SD: This is something I can do being here, attending local festival, encouraging programme planners to consider this or that young talent, then I support them for a few months, even more, the time necessary for them to create a network, to find a manager or to become a bit famous.
JLL: How does a beginner find a positioning between Liszt, Schubert, Mozart, Beethoven, etc.?
SD : I think this is the result of an experimentation which has been going on for several years. The best way to form one’s personality according to each of those composers, to get some inspiration (as plenty of pianists have played those works over the years and won a lot of audiences, it’s important to have some kind of reference) is to work with its own personality, its own vision of the work. What is logical nowadays, what people are looking for when they go to a concert is to see how a work which has been heard, which is known, which has been recorded, sometimes hundreds of times, is translated. People don’t go to concerts to hear the same thing, they want to discover something and when a young pianist brings something new because of his/her personality, when he/she managed to instil it to a famous work, then people are happy they came to the concert. We have examples.
JLL: What about Julian?
SD: Ah! This young man has without a doubt huge technical skills, that is obvious. Today, he had “the guts” to put music composed between 1539 and 2006 in his playlist! That means that in a single recital, he goes through all musical eras… This is all the more interesting because we can guess in which one he is the most comfortable.
JLL: This means that he’s already very open-minded.
SD: Yes, definitely! He clearly proves it, he tries a lot of things. He is at once choir member, violist, violinist, he enlightens through reading and thanks to his curious mind, he discovers plenty of musical styles, he offers them to his audience, which is a good thing because it changes from the monotony that we sometimes feel.
JLL: Can we already see what he likes best?
SD: Definitely! It’s like if we had to compare haute couture clothes and determine which person they suit best. It’s the same in music.
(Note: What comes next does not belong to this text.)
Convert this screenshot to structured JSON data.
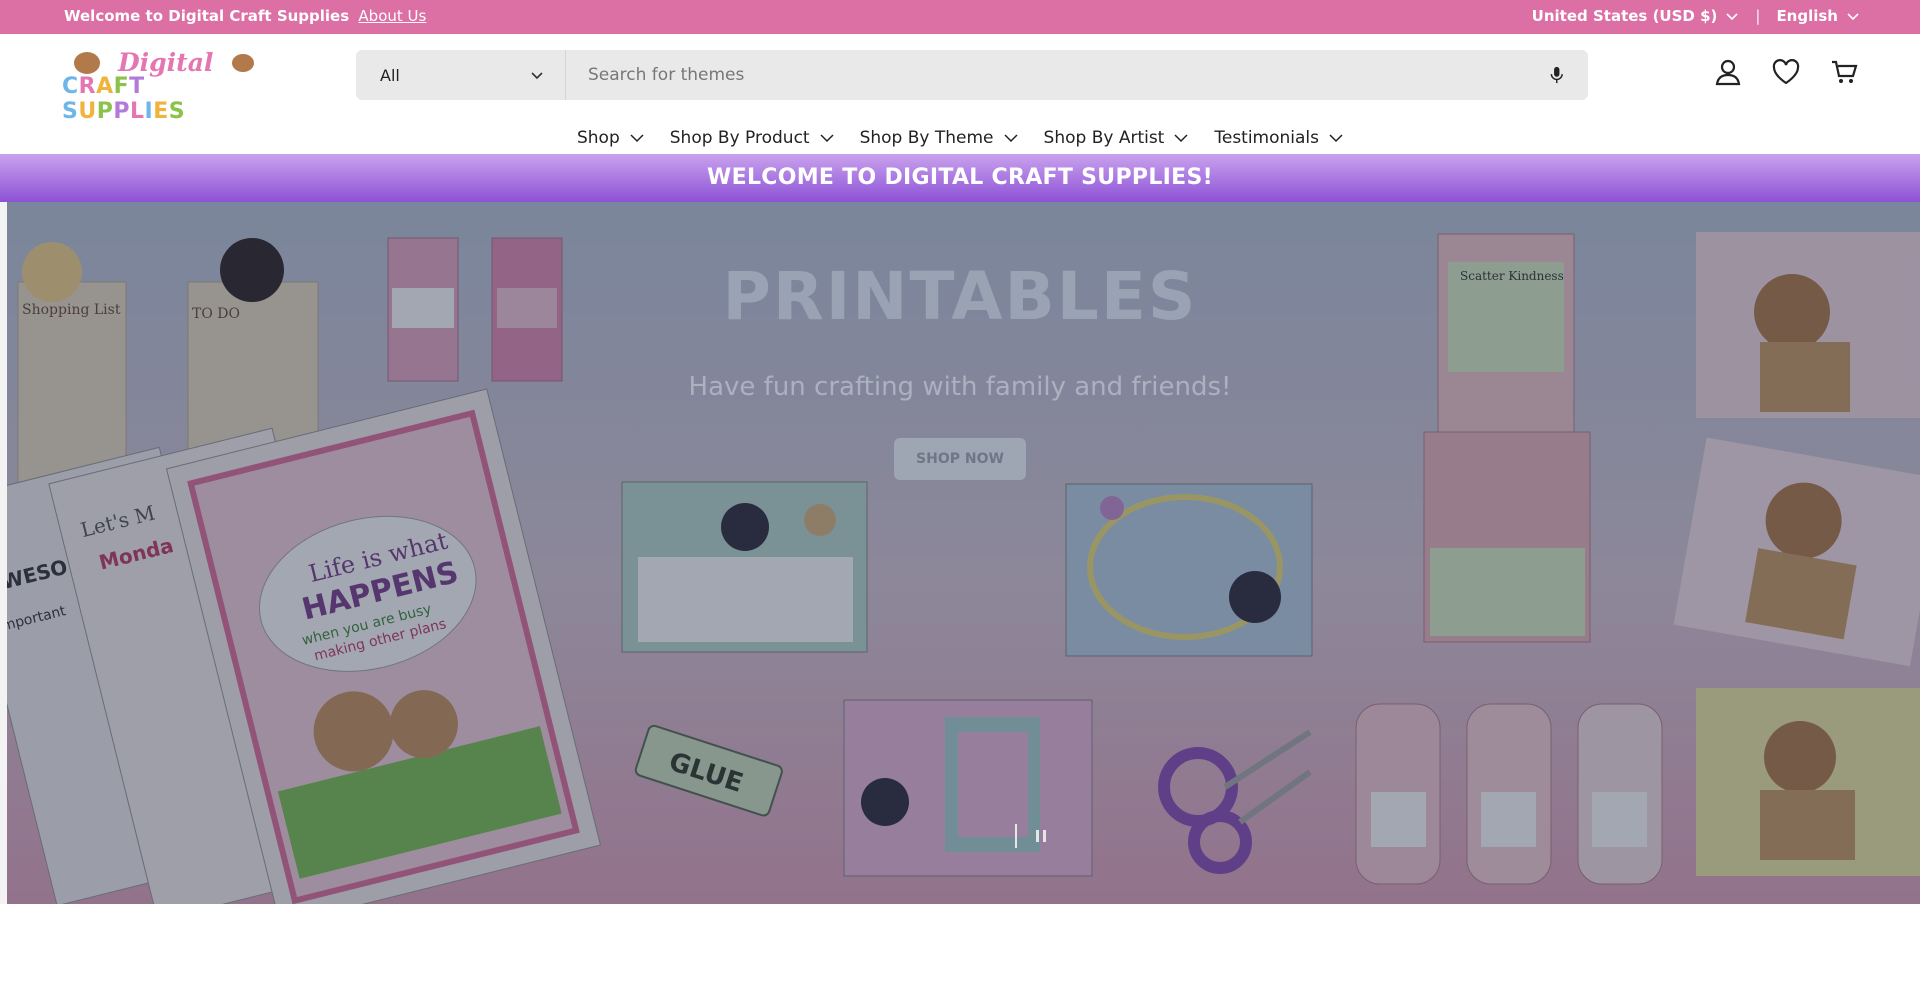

And for the piano, it’s the same too, it seems that some works, some composers are meant to be played by certain pianists.
JLL: So, according to you, to your intuition, to your sharp ear, what is meant to be played by this young prodigy?
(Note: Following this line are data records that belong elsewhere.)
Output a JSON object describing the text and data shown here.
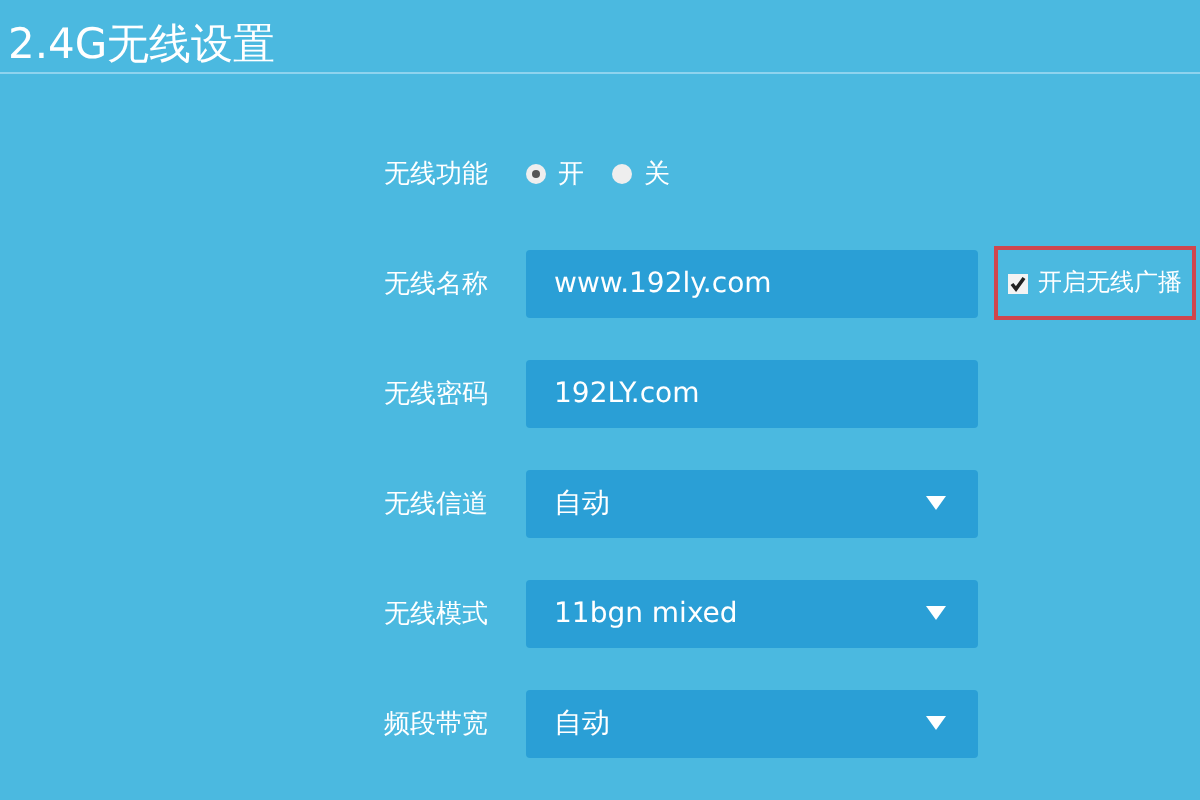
{
  "title": "2.4G无线设置",
  "rows": [
    {
      "kind": "radio",
      "label": "无线功能",
      "options": [
        {
          "label": "开",
          "selected": true
        },
        {
          "label": "关",
          "selected": false
        }
      ]
    },
    {
      "kind": "text",
      "label": "无线名称",
      "value": "www.192ly.com",
      "checkbox": {
        "label": "开启无线广播",
        "checked": true,
        "highlighted": true
      }
    },
    {
      "kind": "text",
      "label": "无线密码",
      "value": "192LY.com"
    },
    {
      "kind": "select",
      "label": "无线信道",
      "value": "自动"
    },
    {
      "kind": "select",
      "label": "无线模式",
      "value": "11bgn mixed"
    },
    {
      "kind": "select",
      "label": "频段带宽",
      "value": "自动"
    }
  ]
}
SD: You have to admit it’s not always easy to have a definitive idea with a single listening. During the recital, I felt that he was getting more comfortable, more liberated. I personally think his piano touch was much more beautiful during the second part. It’s normal, there always stress at the beginning, there’s an audience and an environment to get used to, such as the piano that he has only discovered during the rehearsal… and this Beethoven Sonata opus 110 as a starter, it was a big deal, it’s not easy to give the fullest at the beginning. But yes, during the second part, the commitment was much more noticeable, especially on Schumann. The Mozart sonata was also very beautiful. Julian is a rather eclectic pianist with a lot of fineness in the works he plays. With maturity, I think he’ll be able to commit more. This is more than promising!
JLL: I want to ask you how does he feel about all the other virtuosos that you follow?
SD: Among the ones I know, he’s the youngest. He was awarded at 16, so he started recently. That being said, you have to admit it is difficult to answer that kind of questions. Young people sometimes have a great maturity when they play, regardless to how old they are. Julian is surely a pianist to follow because he has great skills and, as I’ve said, he is very curious about music. He is able to try a lot of different styles and I’m sur he’ll find the way to success and become a great pianist. He’s already very impressive
By Jean-louis LORENZO
Translation : Gotranslate Belgium
Photos courtesy of Stéphane DELAVOYE
Site Julian Trevelyan.